━━━ DATA LISTING

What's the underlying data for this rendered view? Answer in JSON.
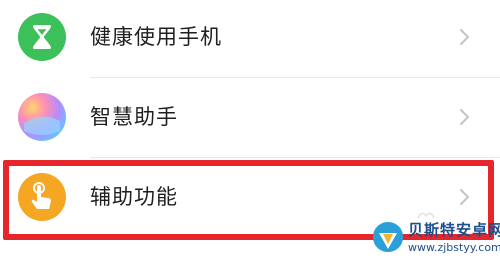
{
  "settings": {
    "items": [
      {
        "label": "健康使用手机",
        "icon": "hourglass-icon",
        "icon_color": "#3cc05a"
      },
      {
        "label": "智慧助手",
        "icon": "smart-assistant-icon"
      },
      {
        "label": "辅助功能",
        "icon": "hand-tap-icon",
        "icon_color": "#f5a623"
      }
    ]
  },
  "highlight_color": "#e5262a",
  "watermark": {
    "title": "贝斯特安卓网",
    "url": "www.zjbstyy.com"
  }
}
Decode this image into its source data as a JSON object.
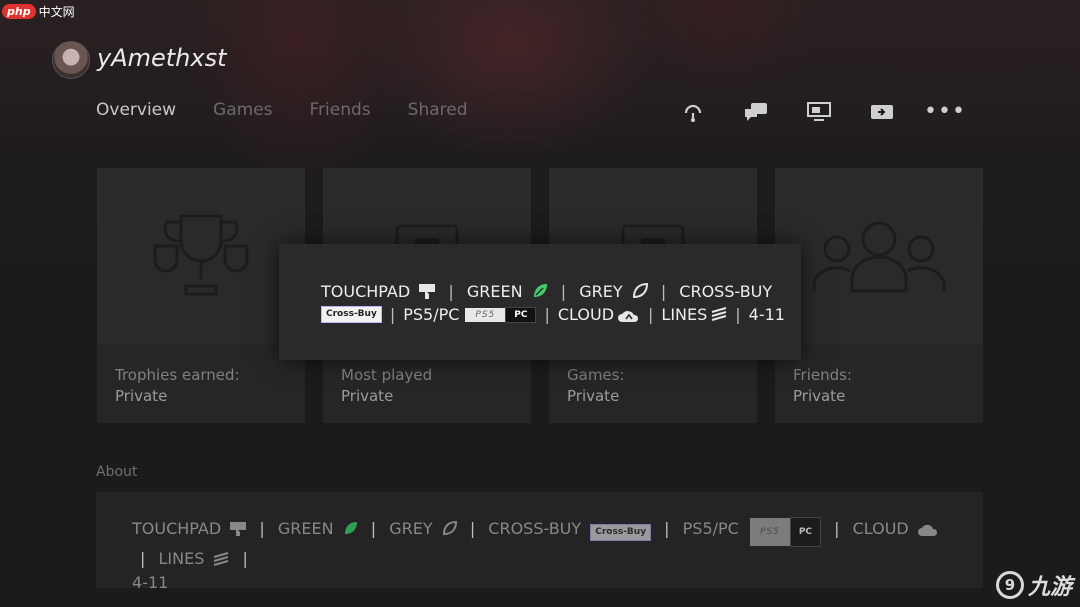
{
  "watermarks": {
    "top_left_badge": "php",
    "top_left_text": "中文网",
    "bottom_right_text": "九游"
  },
  "profile": {
    "username": "yAmethxst"
  },
  "tabs": [
    {
      "label": "Overview",
      "active": true
    },
    {
      "label": "Games",
      "active": false
    },
    {
      "label": "Friends",
      "active": false
    },
    {
      "label": "Shared",
      "active": false
    }
  ],
  "toolbar": {
    "icons": [
      "headset-icon",
      "chat-icon",
      "share-screen-icon",
      "remote-play-icon",
      "more-icon"
    ],
    "more_label": "•••"
  },
  "tiles": [
    {
      "label": "Trophies earned:",
      "value": "Private",
      "icon": "trophy-icon"
    },
    {
      "label": "Most played",
      "value": "Private",
      "icon": "game-case-icon"
    },
    {
      "label": "Games:",
      "value": "Private",
      "icon": "game-case-icon"
    },
    {
      "label": "Friends:",
      "value": "Private",
      "icon": "friends-icon"
    }
  ],
  "overlay": {
    "touchpad": "TOUCHPAD",
    "green": "GREEN",
    "grey": "GREY",
    "crossbuy": "CROSS-BUY",
    "crossbuy_badge": "Cross-Buy",
    "ps5pc": "PS5/PC",
    "ps5_badge": "PS5",
    "pc_badge": "PC",
    "cloud": "CLOUD",
    "lines": "LINES",
    "range": "4-11",
    "separator": "|"
  },
  "about": {
    "label": "About",
    "line1": "TOUCHPAD",
    "green": "GREEN",
    "grey": "GREY",
    "crossbuy": "CROSS-BUY",
    "crossbuy_badge": "Cross-Buy",
    "ps5pc": "PS5/PC",
    "ps5_badge": "PS5",
    "pc_badge": "PC",
    "cloud": "CLOUD",
    "lines": "LINES",
    "range": "4-11"
  },
  "colors": {
    "background": "#1b1b1d",
    "tile": "#262628",
    "overlay": "#2a2a2c",
    "green_accent": "#3fcf6a"
  }
}
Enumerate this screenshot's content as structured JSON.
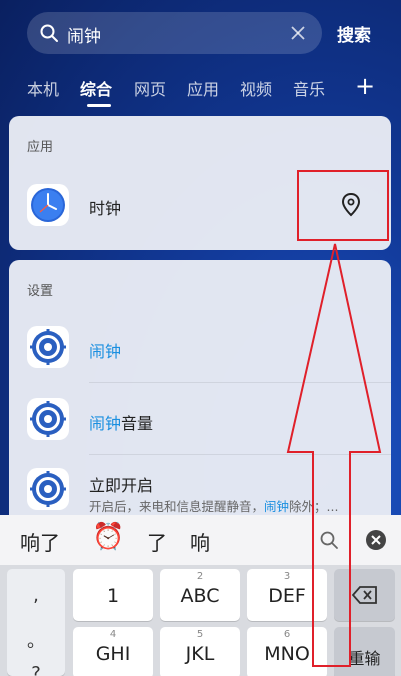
{
  "search": {
    "query": "闹钟",
    "button_label": "搜索"
  },
  "tabs": [
    {
      "label": "本机"
    },
    {
      "label": "综合",
      "active": true
    },
    {
      "label": "网页"
    },
    {
      "label": "应用"
    },
    {
      "label": "视频"
    },
    {
      "label": "音乐"
    }
  ],
  "add_tab_label": "+",
  "apps_section": {
    "title": "应用",
    "item": {
      "name": "时钟",
      "icon": "clock-icon",
      "action_icon": "location-pin-icon"
    }
  },
  "settings_section": {
    "title": "设置",
    "items": [
      {
        "prefix": "闹钟",
        "suffix": "",
        "icon": "settings-gear-icon"
      },
      {
        "prefix": "闹钟",
        "suffix": "音量",
        "icon": "settings-gear-icon"
      },
      {
        "label": "立即开启",
        "sub_before": "开启后，来电和信息提醒静音，",
        "sub_highlight": "闹钟",
        "sub_after": "除外；...",
        "icon": "settings-gear-icon"
      }
    ]
  },
  "suggestions": {
    "word1": "响了",
    "emoji": "⏰",
    "word2": "了",
    "word3": "响"
  },
  "keyboard": {
    "punct": [
      ",",
      "。",
      "?"
    ],
    "row1": [
      {
        "num": "",
        "label": "1"
      },
      {
        "num": "2",
        "label": "ABC"
      },
      {
        "num": "3",
        "label": "DEF"
      }
    ],
    "row2": [
      {
        "num": "4",
        "label": "GHI"
      },
      {
        "num": "5",
        "label": "JKL"
      },
      {
        "num": "6",
        "label": "MNO"
      }
    ],
    "backspace_icon": "backspace-icon",
    "reenter_label": "重输"
  },
  "colors": {
    "highlight": "#1a8fe0",
    "annotation": "#e0202a"
  }
}
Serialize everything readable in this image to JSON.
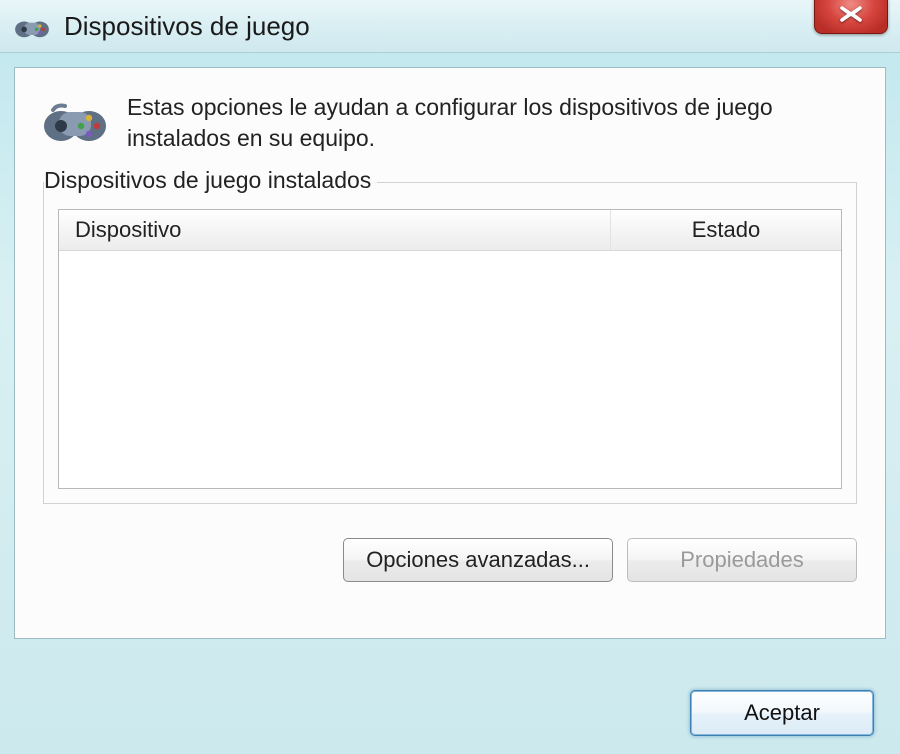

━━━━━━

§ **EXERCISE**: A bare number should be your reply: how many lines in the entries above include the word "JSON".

§ **ANSWER AREA**: 4